Whether you’re willing to openly admit it or not, everyone has had some sort of imaginary friend. Some grow up and completely forget about their invisible pal; it’ll only get mentioned once in a while at embarrassing family dinners where everyone is reminiscing of that time you were wandering round a park talking to yourself…just me? However, some stick in your memory; the idea a young child has the capability to create a whole person is a fascinating thing. Those imaginary friends that stick in our memory as we grow up are significant to our growth as a person.
— Jen Wolpoff (@JenWolpoff) February 24, 2015
Think about it, a child, who has not yet learnt to read, never mind socialised with children of their age, has created another person, whom they talk to and experience their young life with. This is why imagination is such a powerful concept; even at the age of three or four we are hugely influenced by the contents in our head. However, as important as it is to have an imaginary friend it’s as equally important to let them go. Moving on is an important part of life, which is something we learn at a young age. It’s a lesson learnt universally by children, we grow and leave our favourite toy in the back of the cupboard. It’s the same idea with imaginary friends, someone who had been in our mind for years slowly fades into the back of our memory.
I discovered that having #imaginary friends has one advantage – they are always with you no matter where you are!
— John Pesheck (@MrJohnPesheck) March 28, 2015
I recall having quite a few imaginary friends through childhood; however, the only one I can still vividly remember is Cody who lived in a bubble and stuck by me for years. Which is unusual, children are impressionable young people who are constantly changing and adapting to new situations, so to sustain an idea in your head over years is quite an impressive talent to have, especially coming from someone just learning how to read. Therefore, this is why imaginary friends are vital, they give a child a constant in a life that is always developing and growing.
An antidote to loneliness
— Phil (@phildraws) September 3, 2015
One of the reasons I believe people begin to imagine friends is the inevitability of loneliness, I think this applies to lots of children.
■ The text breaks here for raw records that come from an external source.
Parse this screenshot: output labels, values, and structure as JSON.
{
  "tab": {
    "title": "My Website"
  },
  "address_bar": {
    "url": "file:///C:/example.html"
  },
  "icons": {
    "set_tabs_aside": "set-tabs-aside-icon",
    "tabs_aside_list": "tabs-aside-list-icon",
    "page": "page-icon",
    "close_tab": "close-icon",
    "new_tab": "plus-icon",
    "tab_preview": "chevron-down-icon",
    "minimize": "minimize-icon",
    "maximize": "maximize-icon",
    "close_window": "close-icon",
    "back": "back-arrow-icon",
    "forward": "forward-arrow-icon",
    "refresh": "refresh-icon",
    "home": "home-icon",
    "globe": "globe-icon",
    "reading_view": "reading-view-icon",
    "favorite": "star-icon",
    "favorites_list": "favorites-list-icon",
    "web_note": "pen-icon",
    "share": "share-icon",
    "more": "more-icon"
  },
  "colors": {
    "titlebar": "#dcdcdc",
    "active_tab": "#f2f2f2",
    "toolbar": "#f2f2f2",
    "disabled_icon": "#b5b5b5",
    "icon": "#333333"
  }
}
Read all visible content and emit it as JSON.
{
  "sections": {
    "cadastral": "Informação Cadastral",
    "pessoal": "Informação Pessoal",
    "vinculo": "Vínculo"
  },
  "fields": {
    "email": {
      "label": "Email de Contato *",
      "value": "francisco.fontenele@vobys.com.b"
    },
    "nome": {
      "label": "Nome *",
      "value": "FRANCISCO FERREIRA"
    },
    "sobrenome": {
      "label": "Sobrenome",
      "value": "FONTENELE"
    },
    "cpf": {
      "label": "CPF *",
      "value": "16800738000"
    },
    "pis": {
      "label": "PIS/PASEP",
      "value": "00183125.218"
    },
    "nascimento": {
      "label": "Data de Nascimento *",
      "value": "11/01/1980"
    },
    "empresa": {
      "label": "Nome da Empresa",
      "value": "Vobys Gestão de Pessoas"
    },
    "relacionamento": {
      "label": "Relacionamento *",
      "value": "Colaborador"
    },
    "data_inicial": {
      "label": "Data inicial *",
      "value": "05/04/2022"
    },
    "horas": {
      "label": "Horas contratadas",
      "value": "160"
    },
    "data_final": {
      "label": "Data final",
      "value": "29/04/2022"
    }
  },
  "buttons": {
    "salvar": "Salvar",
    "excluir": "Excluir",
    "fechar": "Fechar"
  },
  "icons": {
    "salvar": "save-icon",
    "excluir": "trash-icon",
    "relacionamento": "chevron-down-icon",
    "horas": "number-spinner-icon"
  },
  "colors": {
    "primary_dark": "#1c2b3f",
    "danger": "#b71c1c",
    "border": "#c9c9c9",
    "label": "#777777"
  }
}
Whether you’re the only child in your family, or you have trouble with friends from a young age, creating something out of your own imagination that is free to do whatever you wish is comforting. It’s like creating your own story, which you can change and develop in your own way. It’s incredibly unique to you, which is why imagination is such a powerful and important aspect to both your childhood and adulthood.
Theoretically, creating imaginary friends as a child may well lead to an interest in creative writing at an older age. This is definitely true regarding myself, whether it applies to a wider audience is unknown. The truth behind the matter is, however, that creating imaginary friends is like creating a character like authors do in order to tell their stories. This is another vital reason why imaginary friends are so significant in all of our lives.
— Shawna Borman (@ShawnaBorman) July 18, 2015
Did you have any imaginary friends? Let us know in the comments!